Hello there,

I need help with sorting out a problem. I want to see the sum of the length of multiple polylines that fall within a polygon.

I have a project where I have a polygon that overlaps a portion of Europe. The shape & size of this polygon is based on data from an authority, and the same authority claims that the area of the polygon is around 750 000 square kilometers. When comparing the created polygon in ArcGIS with the authority's representation of it online visually, it looks about right, but the computed area in ArcGIS is around 3,2 million square kilometres. Any ideas of this discrepancy? The polygon and basemap use the same projections -

The problem above is a parenthesis, that might, or might not be involved in the important question of this thread, below.

I have a lot of raw data that I want to evaluate. The data contains two sets of coordinates for 280 000 rows; for each row a pair of starting long/lat and a pair of ending long/lat. An example of a cell value is 54,3333. I have imported this data to ArcGIS with the XY to line Toolbox,

Originally, when I imported with the same projection as the rest of the project, the lines end up near the zero-meridian, west of Africa.

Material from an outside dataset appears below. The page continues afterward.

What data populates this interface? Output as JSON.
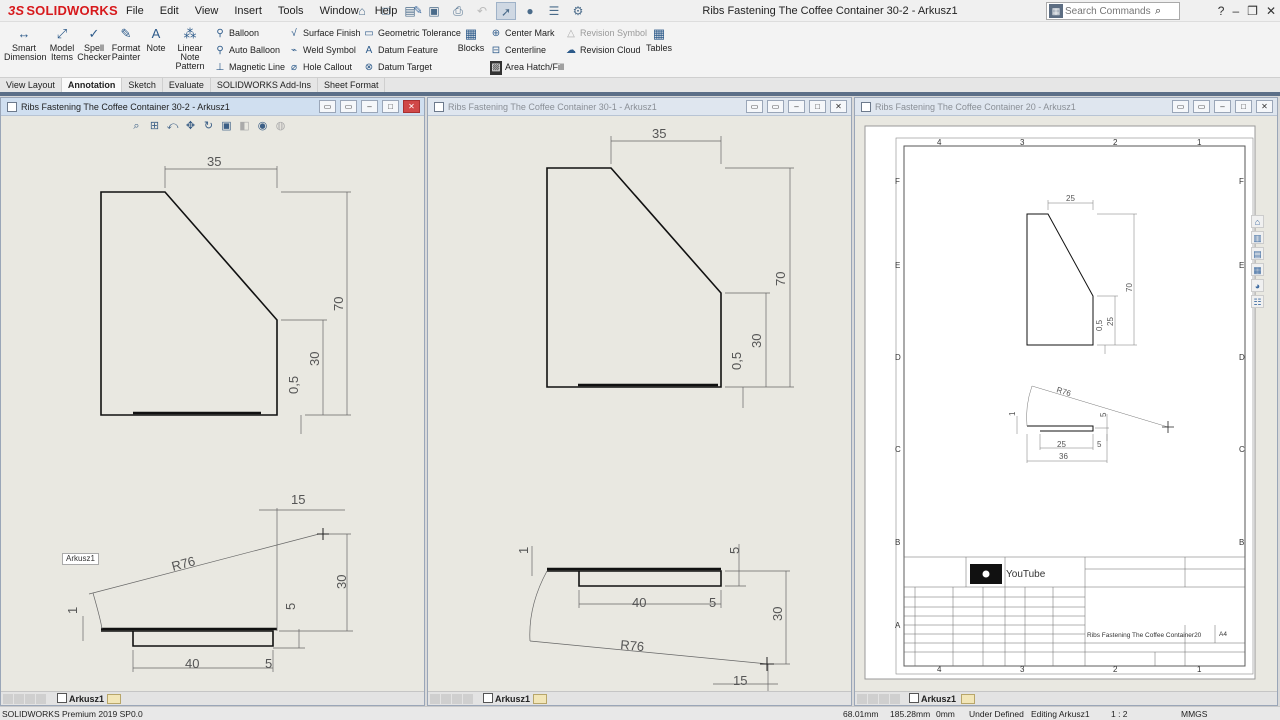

I found out that the lines are placed correctly when

Next step (using the correclty placed line in the incorrect coordinate system), to calculate the length of the lines, first I used Intersect tool. No problems here - a new polygon withonly the lines within. After that, I use Spatial Join, and choose Sum for Shape_Length, and evaluate this cell in the resulting shape.

The problem here is that I'm not sure anymore in what unit this result is, and whichever unit it is, I do not believe it is correct, since the area of the polygon is so far off what it should be.

Can I please get inputs (and corrections) regarding my method, so that I can be assured what I'm doing will result in a.. result.

Thanks!

Your best course of action would be (always?) to

use an appropriate projection for your projectthat covers the entire study area and preserves the main measurements of interest (area, distance, or angle). I'm not familiar with European projections, but I would guess that something like Europe Albers Equal Area Conic would be a good starting point. Figure out the unit of measurement and go from there.